First evaluate the left-hand side expression for x = 11:
(11 – 9)2 = (2)2 = 4
Then evaluate the right-hand side expression for x = 11:
11 – 7 = 4
Because the left-hand and right-hand expressions match for x = 11, 11 is a solution to the equation. We can hang onto this one; we don't need to recycle it. Which is a shame, because we could've gotten 10 cents for it down at the grocery store.
Is y = 3 a solution to the equation y + 2 = 2y?
First evaluate the left-hand side expression for y = 3:
3 + 2 = 5
Then evaluate the right-hand side expression for y = 3:
2(3) = 6
Since 5 definitely isn't equal to 6, the left- and right-hand sides of this equation don't give us to the same number when y = 3. So nope, y = 3 is not a solution to the equation y + 2 = 2y. Adios, y = 3. Go peddle your falsehood to some other sucker.
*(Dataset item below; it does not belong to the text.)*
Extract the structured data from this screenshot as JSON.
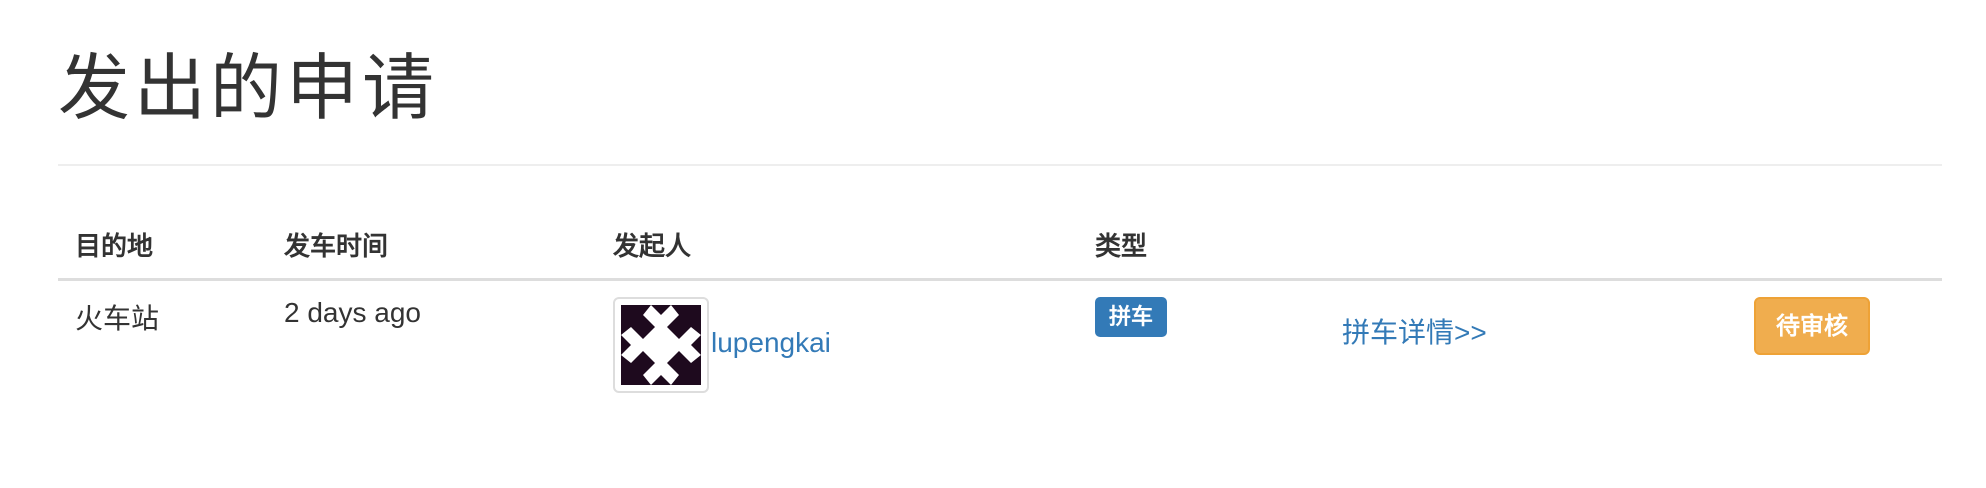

Be Careful: Work with the left and right sides of the equation separately. Otherwise, you'll be in danger of writing false equations or making a wrong turn. You don't want to make a wrong turn, because then it'll take your GPS like a minute and a half to recalculate.
Is x = 2 a solution to the equation x2 = 3x?
If we write down (2)2 = 3(2), we're lying. Sorry. We'll never do it again.
Let's figure out, without lying, if x = 2 is a solution to the equation.
First evaluate the left-hand side expression for x = 2:
(2)2 = 4
Then evaluate the right-hand side expression for x = 2:
3(2) = 6
Because 4 doesn't equal 6, x = 2 is not a solution to the equation x2 = 3x. Ah. It feels oh-so-much better to arrive at the answer honestly, doesn't it?